- India – National Council Of Educational Research and Training digitized all its textbooks from 1st standard to 12th standard. The textbooks are available online for free. Central Institute of Educational Technology, a constituent Unit of NCERT, digitized more than thousand audio and video programmes. All the educational AV material developed by CIET is presently available at Sakshat Portal an initiative of Ministry of Human Resources and Development. In addition, NROER (National Repository for Open Educational Resources) houses variety of e-content.
- US – Washington State’s Open Course Library Project is a collection of expertly developed educational materials – including textbooks, syllabi, course activities, readings, and assessments – for 81 high-enrolling college courses. All course have now been released and are providing faculty with a high-quality option that will cost students no more than $30 per course. However, a study found that very few classes were actually using these materials (http://www.nacs.org/Portals/NACS/Uploaded_Documents/PDF/Research/OCLresults2014.pdf).
- Bangladesh is the first country to digitize a complete set of textbooks for grades 1-12. Distribution is free to all.
- Uruguay sought up to 1,000 digital learning resources in a Request For Proposals (RFP) in June 2011.
- South Korea has announced a plan to digitize all of its textbooks and to provide all students with computers and digitized textbooks.

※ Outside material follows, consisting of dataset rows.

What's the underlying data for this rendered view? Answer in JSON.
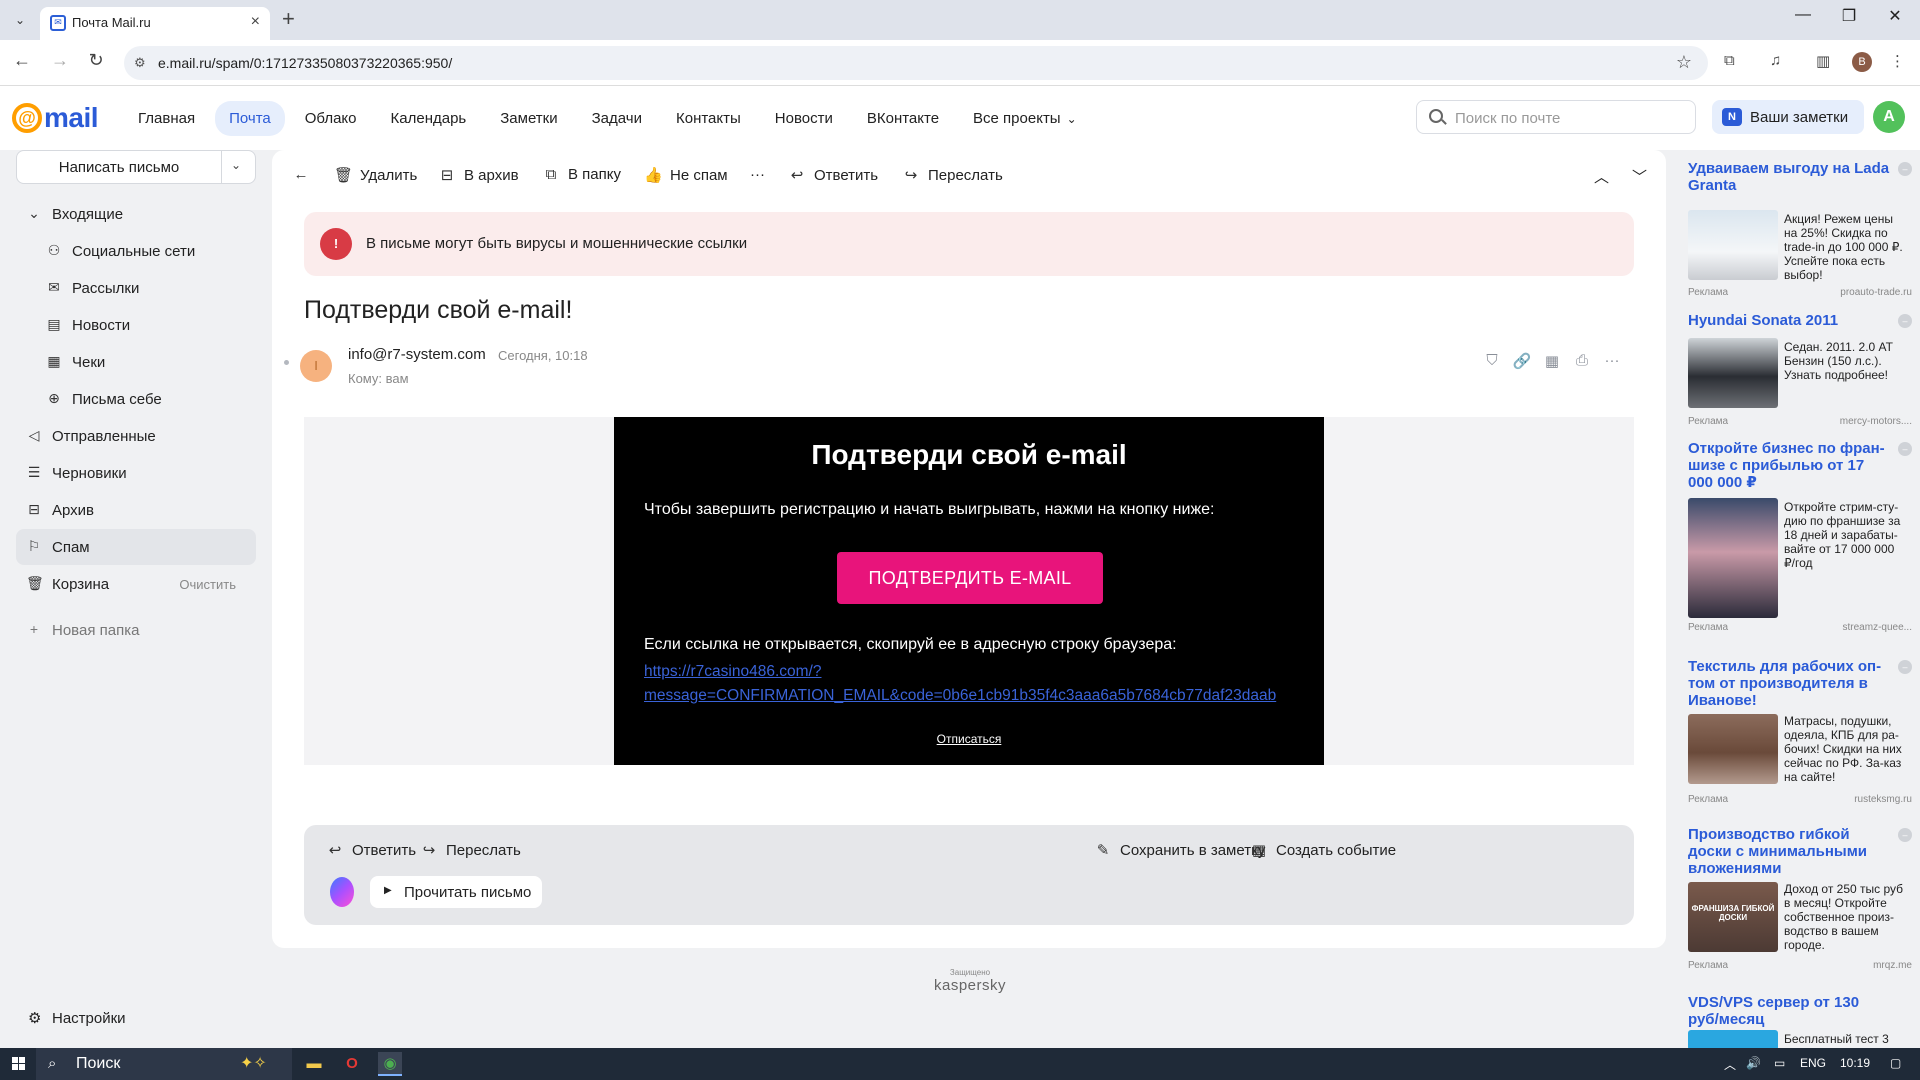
{
  "browser": {
    "tab_title": "Почта Mail.ru",
    "url": "e.mail.ru/spam/0:17127335080373220365:950/",
    "profile_initial": "B"
  },
  "header": {
    "logo_text": "mail",
    "nav": [
      "Главная",
      "Почта",
      "Облако",
      "Календарь",
      "Заметки",
      "Задачи",
      "Контакты",
      "Новости",
      "ВКонтакте",
      "Все проекты"
    ],
    "active_nav": "Почта",
    "search_placeholder": "Поиск по почте",
    "notes_label": "Ваши заметки",
    "avatar_initial": "A"
  },
  "sidebar": {
    "compose_label": "Написать письмо",
    "folders": [
      {
        "label": "Входящие",
        "icon": "chevron-down-icon"
      },
      {
        "label": "Социальные сети",
        "icon": "people-icon"
      },
      {
        "label": "Рассылки",
        "icon": "newsletter-icon"
      },
      {
        "label": "Новости",
        "icon": "news-icon"
      },
      {
        "label": "Чеки",
        "icon": "receipt-icon"
      },
      {
        "label": "Письма себе",
        "icon": "self-mail-icon"
      },
      {
        "label": "Отправленные",
        "icon": "sent-icon"
      },
      {
        "label": "Черновики",
        "icon": "draft-icon"
      },
      {
        "label": "Архив",
        "icon": "archive-icon"
      },
      {
        "label": "Спам",
        "icon": "spam-icon"
      },
      {
        "label": "Корзина",
        "icon": "trash-icon",
        "extra": "Очистить"
      }
    ],
    "new_folder": "Новая папка",
    "settings": "Настройки",
    "active_folder": "Спам"
  },
  "toolbar": {
    "delete": "Удалить",
    "archive": "В архив",
    "move": "В папку",
    "not_spam": "Не спам",
    "more": "···",
    "reply": "Ответить",
    "forward": "Переслать"
  },
  "warning": {
    "text": "В письме могут быть вирусы и мошеннические ссылки"
  },
  "message": {
    "subject": "Подтверди свой e-mail!",
    "sender_initial": "I",
    "from": "info@r7-system.com",
    "time": "Сегодня, 10:18",
    "to": "Кому: вам"
  },
  "email": {
    "title": "Подтверди свой e-mail",
    "intro": "Чтобы завершить регистрацию и начать выигрывать, нажми на кнопку ниже:",
    "button": "ПОДТВЕРДИТЬ E-MAIL",
    "copy_hint": "Если ссылка не открывается, скопируй ее в адресную строку браузера:",
    "link_line1": "https://r7casino486.com/?",
    "link_line2": "message=CONFIRMATION_EMAIL&code=0b6e1cb91b35f4c3aaa6a5b7684cb77daf23daab",
    "unsubscribe": "Отписаться",
    "accent_color": "#e8147b"
  },
  "reply_box": {
    "reply": "Ответить",
    "forward": "Переслать",
    "save_note": "Сохранить в заметку",
    "create_event": "Создать событие",
    "read_letter": "Прочитать письмо"
  },
  "footer": {
    "protected": "Защищено",
    "brand": "kaspersky"
  },
  "ads": [
    {
      "title": "Удваиваем выгоду на Lada Granta",
      "text": "Акция! Режем цены на 25%! Скидка по trade-in до 100 000 ₽. Успейте пока есть выбор!",
      "label": "Реклама",
      "domain": "proauto-trade.ru"
    },
    {
      "title": "Hyundai Sonata 2011",
      "text": "Седан. 2011. 2.0 AT Бензин (150 л.с.). Узнать подробнее!",
      "label": "Реклама",
      "domain": "mercy-motors...."
    },
    {
      "title": "Откройте бизнес по фран-шизе с прибылью от 17 000 000 ₽",
      "text": "Откройте стрим-сту-дию по франшизе за 18 дней и зарабаты-вайте от 17 000 000 ₽/год",
      "label": "Реклама",
      "domain": "streamz-quee..."
    },
    {
      "title": "Текстиль для рабочих оп-том от производителя в Иванове!",
      "text": "Матрасы, подушки, одеяла, КПБ для ра-бочих! Скидки на них сейчас по РФ. За-каз на сайте!",
      "label": "Реклама",
      "domain": "rusteksmg.ru"
    },
    {
      "title": "Производство гибкой доски с минимальными вложениями",
      "text": "Доход от 250 тыс руб в месяц! Откройте собственное произ-водство в вашем городе.",
      "label": "Реклама",
      "domain": "mrqz.me",
      "img_text": "ФРАНШИЗА ГИБКОЙ ДОСКИ"
    },
    {
      "title": "VDS/VPS сервер от 130 руб/месяц",
      "text": "Бесплатный тест 3",
      "label": "",
      "domain": ""
    }
  ],
  "taskbar": {
    "search": "Поиск",
    "lang": "ENG",
    "time": "10:19"
  }
}
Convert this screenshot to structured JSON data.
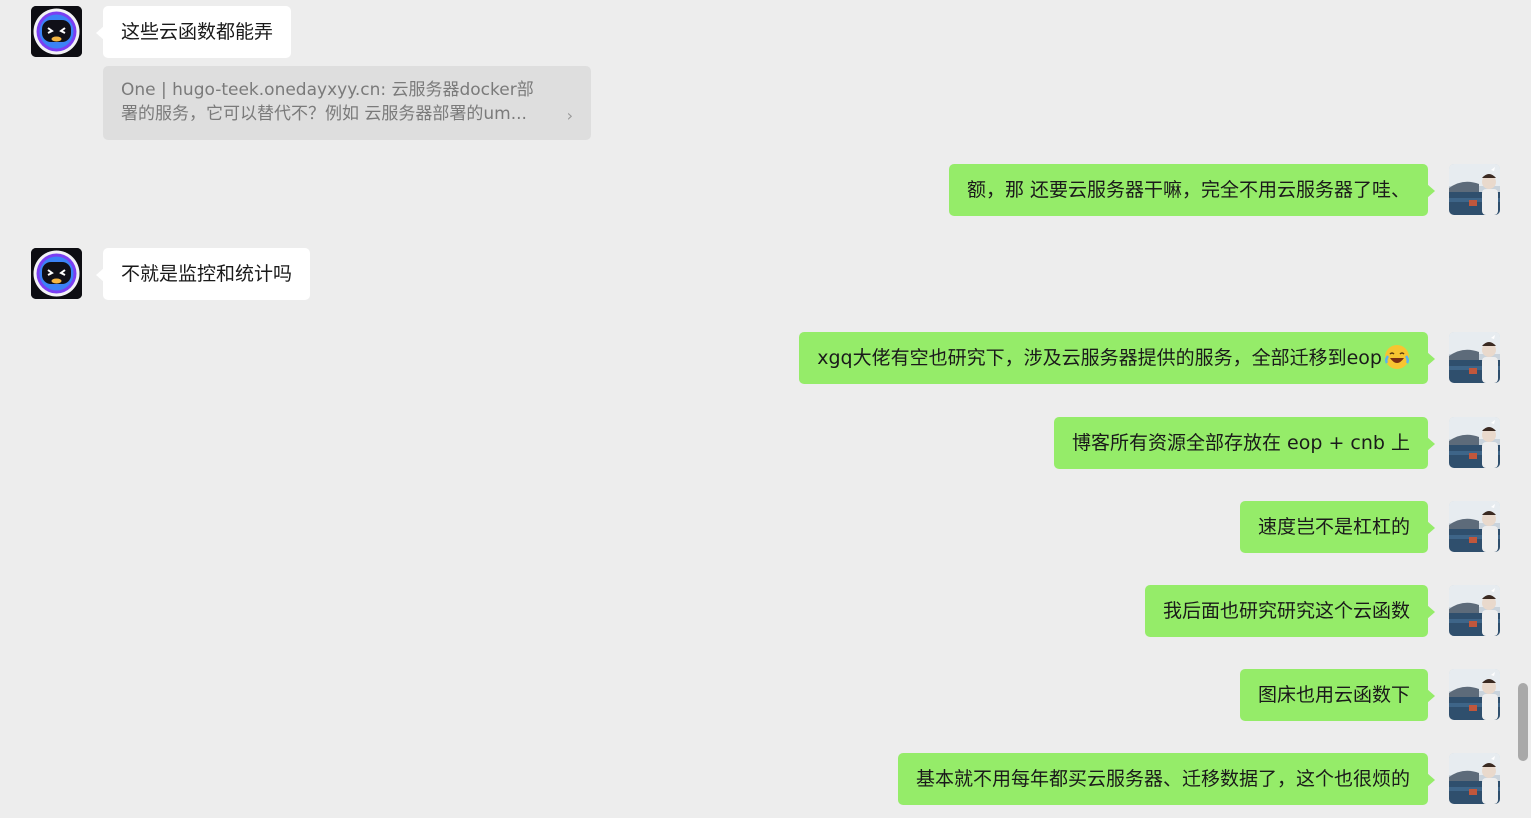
{
  "messages": {
    "m1": {
      "text": "这些云函数都能弄"
    },
    "quote": {
      "line1": "One | hugo-teek.onedayxyy.cn: 云服务器docker部",
      "line2": "署的服务，它可以替代不？例如  云服务器部署的um...",
      "chevron": "›"
    },
    "m2": {
      "text": "额，那 还要云服务器干嘛，完全不用云服务器了哇、"
    },
    "m3": {
      "text": "不就是监控和统计吗"
    },
    "m4": {
      "text": "xgq大佬有空也研究下，涉及云服务器提供的服务，全部迁移到eop",
      "emoji": "laugh-cry-emoji"
    },
    "m5": {
      "text": "博客所有资源全部存放在 eop + cnb 上"
    },
    "m6": {
      "text": "速度岂不是杠杠的"
    },
    "m7": {
      "text": "我后面也研究研究这个云函数"
    },
    "m8": {
      "text": "图床也用云函数下"
    },
    "m9": {
      "text": "基本就不用每年都买云服务器、迁移数据了，这个也很烦的"
    }
  },
  "colors": {
    "background": "#ededed",
    "bubble_self": "#95ec69",
    "bubble_other": "#ffffff",
    "quote_bg": "#dedede"
  }
}
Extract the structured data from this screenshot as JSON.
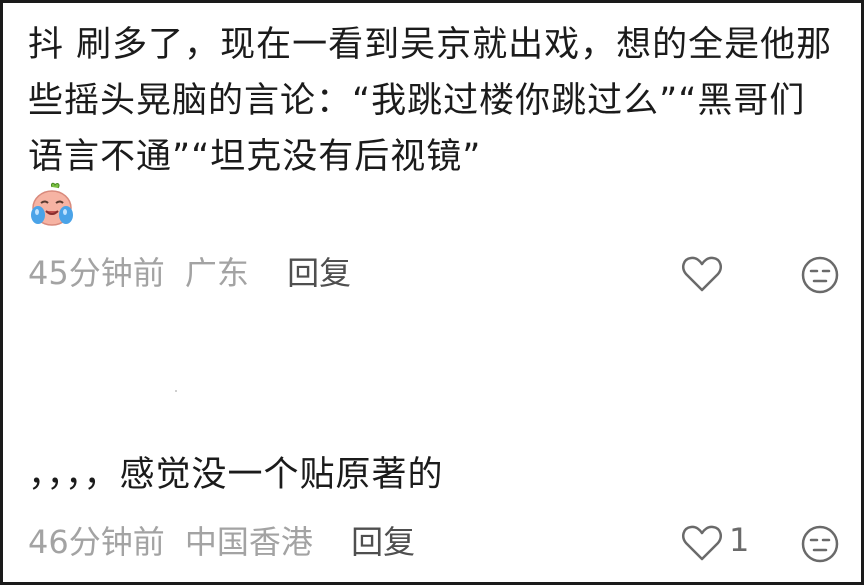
{
  "comments": [
    {
      "text": "抖   刷多了，现在一看到吴京就出戏，想的全是他那些摇头晃脑的言论：“我跳过楼你跳过么”“黑哥们语言不通”“坦克没有后视镜”",
      "emoji": "crying-face-emoji",
      "time": "45分钟前",
      "location": "广东",
      "reply_label": "回复",
      "likes": ""
    },
    {
      "text": "，，，，感觉没一个贴原著的",
      "time": "46分钟前",
      "location": "中国香港",
      "reply_label": "回复",
      "likes": "1"
    }
  ],
  "colors": {
    "text": "#1b1b1b",
    "meta": "#a3a3a3",
    "reply": "#4f4f4f",
    "icon": "#6a6a6a",
    "border": "#1a1a1a"
  }
}
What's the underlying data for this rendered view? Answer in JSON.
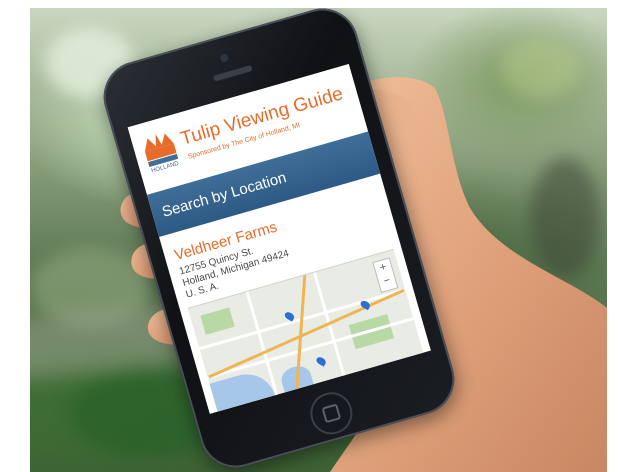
{
  "app": {
    "title": "Tulip Viewing Guide",
    "sponsor": "Sponsored by The City of Holland, MI",
    "logo_text": "HOLLAND"
  },
  "search": {
    "label": "Search by Location"
  },
  "location": {
    "name": "Veldheer Farms",
    "address_lines": [
      "12755 Quincy St.",
      "Holland, Michigan 49424",
      "U. S. A."
    ]
  },
  "map": {
    "zoom_in_label": "+",
    "zoom_out_label": "−",
    "pin_icon": "map-pin-icon"
  },
  "colors": {
    "accent": "#e96b2a",
    "search_bar": "#2d5a84",
    "map_pin": "#2b6fd6"
  }
}
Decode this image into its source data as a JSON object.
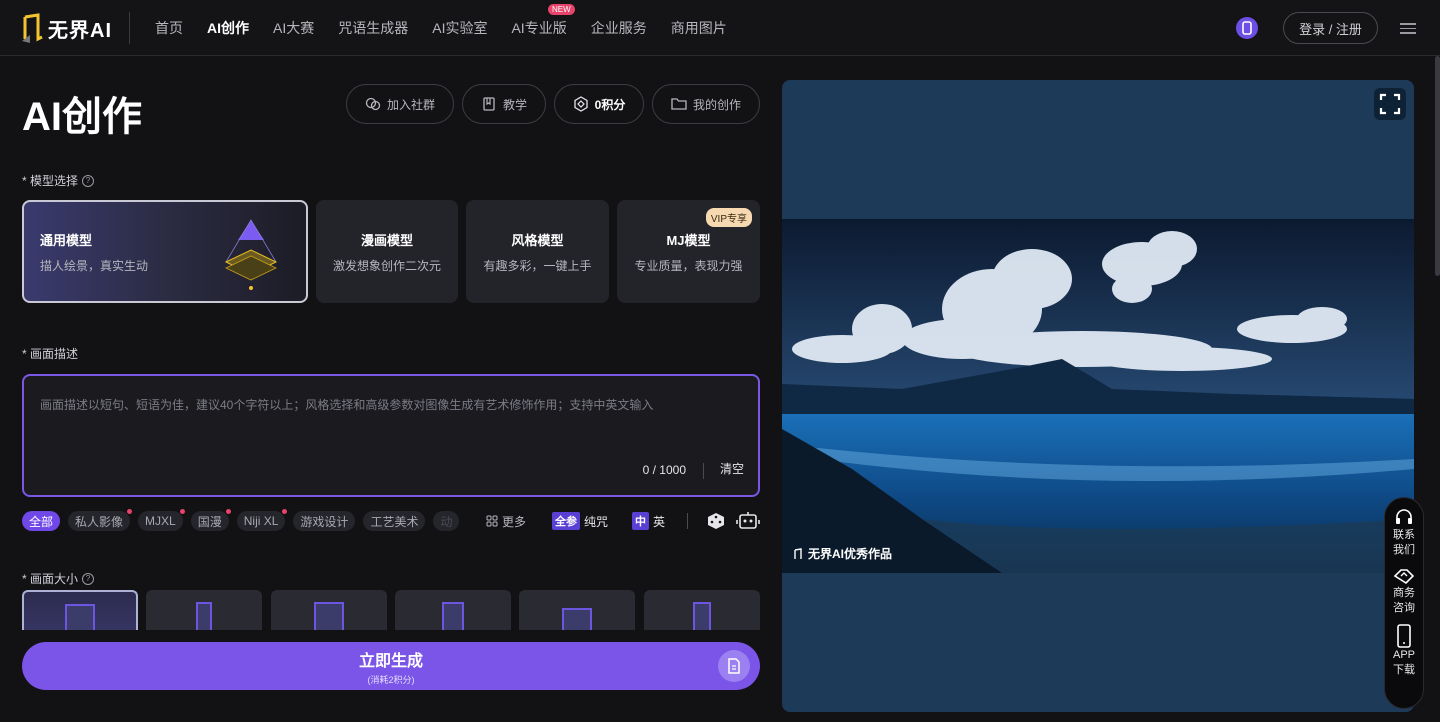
{
  "logo": {
    "text": "无界AI"
  },
  "nav": {
    "items": [
      {
        "label": "首页",
        "active": false
      },
      {
        "label": "AI创作",
        "active": true
      },
      {
        "label": "AI大赛",
        "active": false
      },
      {
        "label": "咒语生成器",
        "active": false
      },
      {
        "label": "AI实验室",
        "active": false
      },
      {
        "label": "AI专业版",
        "active": false,
        "badge": "NEW"
      },
      {
        "label": "企业服务",
        "active": false
      },
      {
        "label": "商用图片",
        "active": false
      }
    ],
    "login_label": "登录 / 注册"
  },
  "main": {
    "title": "AI创作",
    "actions": {
      "join": "加入社群",
      "tutorial": "教学",
      "points": "0积分",
      "my_works": "我的创作"
    },
    "model_section_label": "* 模型选择",
    "models": [
      {
        "title": "通用模型",
        "desc": "描人绘景，真实生动",
        "active": true
      },
      {
        "title": "漫画模型",
        "desc": "激发想象创作二次元",
        "active": false
      },
      {
        "title": "风格模型",
        "desc": "有趣多彩，一键上手",
        "active": false
      },
      {
        "title": "MJ模型",
        "desc": "专业质量，表现力强",
        "active": false,
        "badge": "VIP专享"
      }
    ],
    "desc_section_label": "* 画面描述",
    "description": {
      "placeholder": "画面描述以短句、短语为佳，建议40个字符以上；风格选择和高级参数对图像生成有艺术修饰作用；支持中英文输入",
      "value": "",
      "count": "0 / 1000",
      "clear": "清空"
    },
    "tags": [
      "全部",
      "私人影像",
      "MJXL",
      "国漫",
      "Niji XL",
      "游戏设计",
      "工艺美术",
      "动"
    ],
    "more_label": "更多",
    "spell_chip": "全参",
    "spell_label": "纯咒",
    "lang_chip": "中",
    "lang_label": "英",
    "size_section_label": "* 画面大小",
    "generate": {
      "label": "立即生成",
      "sub": "(消耗2积分)"
    }
  },
  "preview": {
    "caption": "无界AI优秀作品"
  },
  "float_menu": {
    "contact": "联系我们",
    "business": "商务咨询",
    "app": "APP下载"
  },
  "colors": {
    "accent": "#7a55e8",
    "background": "#121215",
    "badge": "#e8436b",
    "vip": "#f6d9b0"
  }
}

- The California Learning Resources Network Free Digital Textbook Initiative at high school level, initiated by former Gov. Arnold Schwarzenegger.
- The Michigan Department of Education provided $600,000 to create the Michigan Open Book Project in 2014. The initial selection of OER textbooks in history, economics, geography and social studies was issued in August, 2015. There has been significant negative reaction to the materials’ inaccuracies, design flaws and confusing distribution.
- The Shuttleworth Foundation‘s Free high school science texts for South Africa
- Saudi Arabia had a comprehensive project in 2008 to digitize and improve the Math and Science text books in all k-12 grades.
- Saudi Arabia started a project in 2011 to digitize all text books other than Math and Science.
OER global logo adopted by UNESCO
With the advent of growing international awareness and implementation of open educational resources, a global OER logo (shown right) was adopted for use in multiple languages by UNESCO. The design of the Global OER logo creates a common global visual idea, representing “subtle and explicit representations of the subjects and goals of OER”. Its full explanation and recommendation of use is available from UNESCO.